After years of lectures from security experts, businesses have finally begun to accept that a password alone isn’t enough to secure a corporate computing account. Enter two-factor authentication (2FA). It strengthens security by using an additional login method, such as fingerprint scans or facial recognition.

Two-factor authentication is becoming increasingly important as passwords fall victim to phishing attacks or are simply forgotten by users as the ever-growing number of personal passwords we require compete for our brain space.

The problem with fingerprints

Fingerprint recognition is a common second identification factor, but security researchers have proven on many occasions that fingerprint readers are subject to hacking.

That’s led security vendors to search for more secure ways to recognize users. More sophisticated biometric technology such as face recognition, voice recognition and retina scanning are coming to the fore as businesses seek 2FA that is more difficult to hack and possible to install on workstations without a spy-agency budget.

Benefits of biometric scanning

Facial recognition is quickly gaining pace due to is wide availability through easily-attainable software that can be teamed with existing webcams that are now standard to most modern desktops and laptops. It also offers speedy log-in and requires little action on the part of the user, and is being built into a growing number of mobile devices.

Voice recognition has also been used successfully for two-factor authentication, and the cost of accurate voice recognition is coming down rapidly. Retina scans, on the other hand, while exceptionally accurate require expensive third-party equipment in order to function.

Hardware alternatives

If you think biometric scanning is still better off in sci-fi films than in your office, you may prefer a hardware solution. Single-use tokens and hardware keys can also be used for 2FA, however this requires your staff to carry a piece of hardware and may be more vulnerable to hacking than biometric techniques. Hardware keys can also be lost or stolen, and disgruntled employees may be resistant to returning them following a termination.
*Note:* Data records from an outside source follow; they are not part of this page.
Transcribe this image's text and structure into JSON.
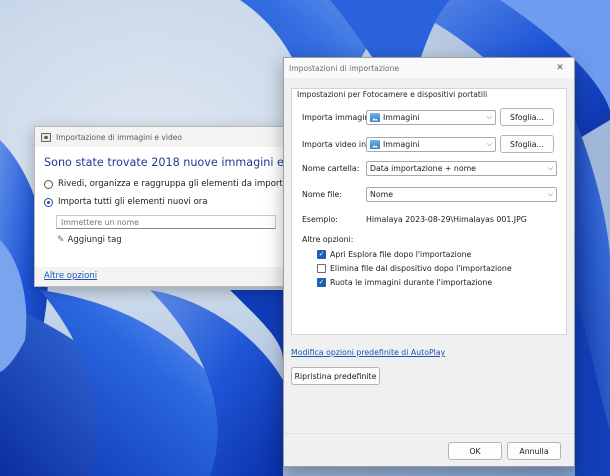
{
  "back_dialog": {
    "title": "Importazione di immagini e video",
    "headline": "Sono state trovate 2018 nuove immagini e video",
    "option_review": "Rivedi, organizza e raggruppa gli elementi da importare",
    "option_import_all": "Importa tutti gli elementi nuovi ora",
    "name_placeholder": "Immettere un nome",
    "add_tag": "Aggiungi tag",
    "more_options": "Altre opzioni",
    "icon": "camera-icon"
  },
  "settings_dialog": {
    "title": "Impostazioni di importazione",
    "group_title": "Impostazioni per Fotocamere e dispositivi portatili",
    "import_images_label": "Importa immagini in:",
    "import_images_value": "Immagini",
    "import_video_label": "Importa video in:",
    "import_video_value": "Immagini",
    "browse_label": "Sfoglia...",
    "folder_name_label": "Nome cartella:",
    "folder_name_value": "Data importazione + nome",
    "file_name_label": "Nome file:",
    "file_name_value": "Nome",
    "example_label": "Esempio:",
    "example_value": "Himalaya 2023-08-29\\Himalayas 001.JPG",
    "other_options_label": "Altre opzioni:",
    "checkboxes": [
      {
        "label": "Apri Esplora file dopo l'importazione",
        "checked": true
      },
      {
        "label": "Elimina file dal dispositivo dopo l'importazione",
        "checked": false
      },
      {
        "label": "Ruota le immagini durante l'importazione",
        "checked": true
      }
    ],
    "autoplay_link": "Modifica opzioni predefinite di AutoPlay",
    "restore_defaults": "Ripristina predefinite",
    "ok": "OK",
    "cancel": "Annulla",
    "close_icon": "close-icon",
    "folder_icon": "pictures-folder-icon"
  },
  "colors": {
    "accent": "#1a5fb4",
    "headline": "#1f3a93",
    "link": "#1a55b5",
    "wallpaper_blue": "#1f56d6"
  }
}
On the plus side, as many hardware keys are physically inserted into USB slots, they often don’t require a network connection to function. Unlike one-time pass codes sent via SMS, hardware keys are generally immune to phishing attacks. And your employees don’t have to give up any personal information to use hardware keys and tokens, which will ease any privacy fears that may be circulating your workplace.

When it comes to securing your data, systems and networks, 2FA is certainly a must. Whether you embrace the future with biometric scanning, or opt for a hardware solution, trusting your security to the strength of your employee’s personal password is no longer good enough.